Privilege escalation through the Kubernetes Dashboard (CVE-2018-18264): https://galattacity.com/bs-entertainment/cve-2018-18264-privilege-escalation-through-kubernetes-dashboard/
Preparing for the CKA certification
Where to register for the exam: https://www.cncf.io/certification/cka/
(You didn’t hear it from me, but there’s a coupon code for 15% off: KUBERNETES15 )
This practical exam takes 3 hours and still you might come up short in time. So: prepare!
A good list of stuff you need to know about: https://kubernetes.io/docs/tasks/
Always handy to know your way to the Kubernetes reference: https://kubernetes.io/docs/reference/
Walid Shaari made a list of topics and links to documentation.
A good tip from Prabhat Sharma in here: make a short alias for kubectl at the beginning of the exam, so you can run these commands just a little faster: https://prabhatsharma.in/blog/how-i-passed-certified-kubernetes-administrator-exam-on-first-attempt/
An extensive list of Kubernetes learning resources: https://docs.google.com/spreadsheets/d/10NltoF_6y3mBwUzQ4bcQLQfCE1BWSgUDcJXy-Qp2JEU/edit#gid=0
kubectl explain is very useful when you need explanations quickly: https://blog.heptio.com/kubectl-explain-heptioprotip-ee883992a243?gi=493f0e6ecb65
In the news
Kubernetes in Google Cloud was down for 3 days. I mean. Wow.
Kubernetes Federation is a way to run your application on multiple Kubernetes clusters. I suspect we’re going to hear more about this. https://kubernetes.io/blog/2018/12/12/kubernetes-federation-evolution/

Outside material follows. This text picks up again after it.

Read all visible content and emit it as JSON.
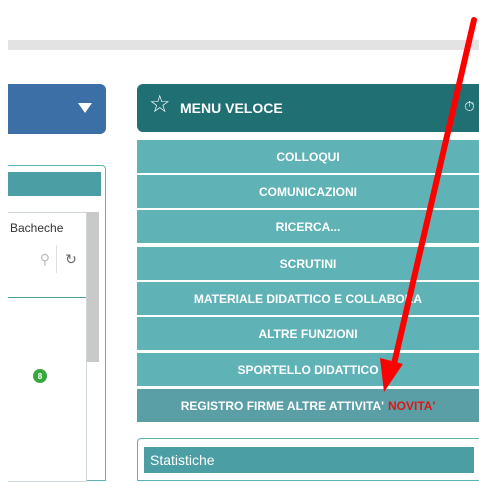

On my reading list:
Managing Ingress controllers on Kubernetes (Currently a 4 part series)